Burning fossil fuels creates harmful air pollution that can worsen lung disease, heart disease, and other health conditions. A new study estimates that air pollution from burning fossil fuels caused 8.7 million premature deaths worldwide in the year 2018 alone. That’s almost one out of every five deaths that year.
“We’re showing that there is an immediate impact, a public health emergency,” says Eloise Marais of University College London. Their analysis included power plants and other emissions sources, including vehicles, trains, diesel generators, and coal used in homes. They drew on the latest epidemiological research, which allowed them to improve upon previous estimates of the health consequences of all that air pollution.
Marais says their findings reveal the enormous cost, in human lives, of continuing to burn fossil fuels – and underscore the need to transition to cleaner sources of energy.
“There needs to be a far more urgent response to our dependence on fossil fuels,” Marais says.
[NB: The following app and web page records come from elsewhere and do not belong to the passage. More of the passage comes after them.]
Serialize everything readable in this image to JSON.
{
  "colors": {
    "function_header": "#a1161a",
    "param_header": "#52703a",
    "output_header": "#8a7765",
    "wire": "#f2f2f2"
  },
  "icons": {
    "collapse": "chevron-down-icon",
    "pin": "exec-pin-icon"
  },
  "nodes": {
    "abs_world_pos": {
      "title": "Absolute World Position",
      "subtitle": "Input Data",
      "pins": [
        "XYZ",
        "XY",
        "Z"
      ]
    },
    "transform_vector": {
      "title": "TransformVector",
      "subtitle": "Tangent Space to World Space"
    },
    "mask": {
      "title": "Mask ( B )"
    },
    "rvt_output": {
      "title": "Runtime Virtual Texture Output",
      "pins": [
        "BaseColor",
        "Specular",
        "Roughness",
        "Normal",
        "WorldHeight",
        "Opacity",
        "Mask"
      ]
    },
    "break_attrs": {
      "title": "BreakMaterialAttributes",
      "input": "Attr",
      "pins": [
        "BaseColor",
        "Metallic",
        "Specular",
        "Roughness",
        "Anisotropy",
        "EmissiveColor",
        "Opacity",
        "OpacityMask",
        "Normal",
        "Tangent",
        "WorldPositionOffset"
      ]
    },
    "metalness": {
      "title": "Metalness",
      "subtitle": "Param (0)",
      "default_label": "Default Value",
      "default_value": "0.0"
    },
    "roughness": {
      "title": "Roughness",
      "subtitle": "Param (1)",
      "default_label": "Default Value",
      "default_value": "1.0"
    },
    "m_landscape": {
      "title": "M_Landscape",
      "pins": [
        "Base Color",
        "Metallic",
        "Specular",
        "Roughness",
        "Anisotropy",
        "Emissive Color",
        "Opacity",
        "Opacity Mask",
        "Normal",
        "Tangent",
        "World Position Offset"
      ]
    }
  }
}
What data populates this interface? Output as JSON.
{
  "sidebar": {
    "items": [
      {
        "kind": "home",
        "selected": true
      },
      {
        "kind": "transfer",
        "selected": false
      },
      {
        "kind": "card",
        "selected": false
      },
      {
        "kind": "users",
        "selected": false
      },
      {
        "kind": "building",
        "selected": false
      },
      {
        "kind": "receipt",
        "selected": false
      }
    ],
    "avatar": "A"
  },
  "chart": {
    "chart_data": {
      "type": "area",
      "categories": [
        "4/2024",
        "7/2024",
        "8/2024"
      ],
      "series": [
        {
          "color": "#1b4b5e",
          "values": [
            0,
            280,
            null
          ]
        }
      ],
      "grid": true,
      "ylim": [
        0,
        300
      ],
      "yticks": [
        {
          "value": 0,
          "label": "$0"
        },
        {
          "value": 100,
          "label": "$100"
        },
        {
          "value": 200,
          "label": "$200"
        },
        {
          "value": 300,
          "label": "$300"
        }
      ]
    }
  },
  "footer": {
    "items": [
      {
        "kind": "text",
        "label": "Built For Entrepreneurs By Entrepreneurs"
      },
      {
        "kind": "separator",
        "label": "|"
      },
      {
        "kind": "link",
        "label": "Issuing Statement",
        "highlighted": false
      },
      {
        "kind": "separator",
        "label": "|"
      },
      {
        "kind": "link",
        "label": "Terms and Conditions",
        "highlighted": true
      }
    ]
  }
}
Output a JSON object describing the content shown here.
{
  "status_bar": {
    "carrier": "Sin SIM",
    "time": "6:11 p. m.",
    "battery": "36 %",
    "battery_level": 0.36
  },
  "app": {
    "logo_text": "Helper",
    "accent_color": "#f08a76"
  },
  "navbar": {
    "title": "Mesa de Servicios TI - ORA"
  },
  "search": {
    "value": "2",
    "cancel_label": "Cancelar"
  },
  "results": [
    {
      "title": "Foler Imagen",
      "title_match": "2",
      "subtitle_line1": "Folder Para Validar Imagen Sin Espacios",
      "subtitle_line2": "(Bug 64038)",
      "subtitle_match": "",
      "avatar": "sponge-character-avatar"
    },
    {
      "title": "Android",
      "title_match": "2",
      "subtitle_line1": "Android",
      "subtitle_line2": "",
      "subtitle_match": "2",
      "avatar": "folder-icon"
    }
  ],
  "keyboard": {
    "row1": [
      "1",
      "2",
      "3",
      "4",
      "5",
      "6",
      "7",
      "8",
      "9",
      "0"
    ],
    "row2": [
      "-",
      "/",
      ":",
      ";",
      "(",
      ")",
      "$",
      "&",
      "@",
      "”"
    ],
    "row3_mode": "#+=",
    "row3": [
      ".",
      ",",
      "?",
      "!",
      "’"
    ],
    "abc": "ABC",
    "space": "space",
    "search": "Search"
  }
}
Cities are responsible for 75 percent of global CO2 emissions, with transport and buildings being among the largest contributors. Some cities are quickly moving towards a green environment. Copenhagen, in Denmark, has already cut its emissions by 42 percent from 2005 levels, mainly by moving away from fossil fuels to generate heat and electricity. https://yaleclimateconnections.org/2021/04/air-pollution-from-fossil-fuels-caused-8-7-million-premature-deaths-in-2018-study-finds/?ct=t(EMAIL_CAMPAIGN_DAILY_042821). https://www.unep.org/explore-topics/resource-efficiency/what-we-do/cities/cities-and-climate-change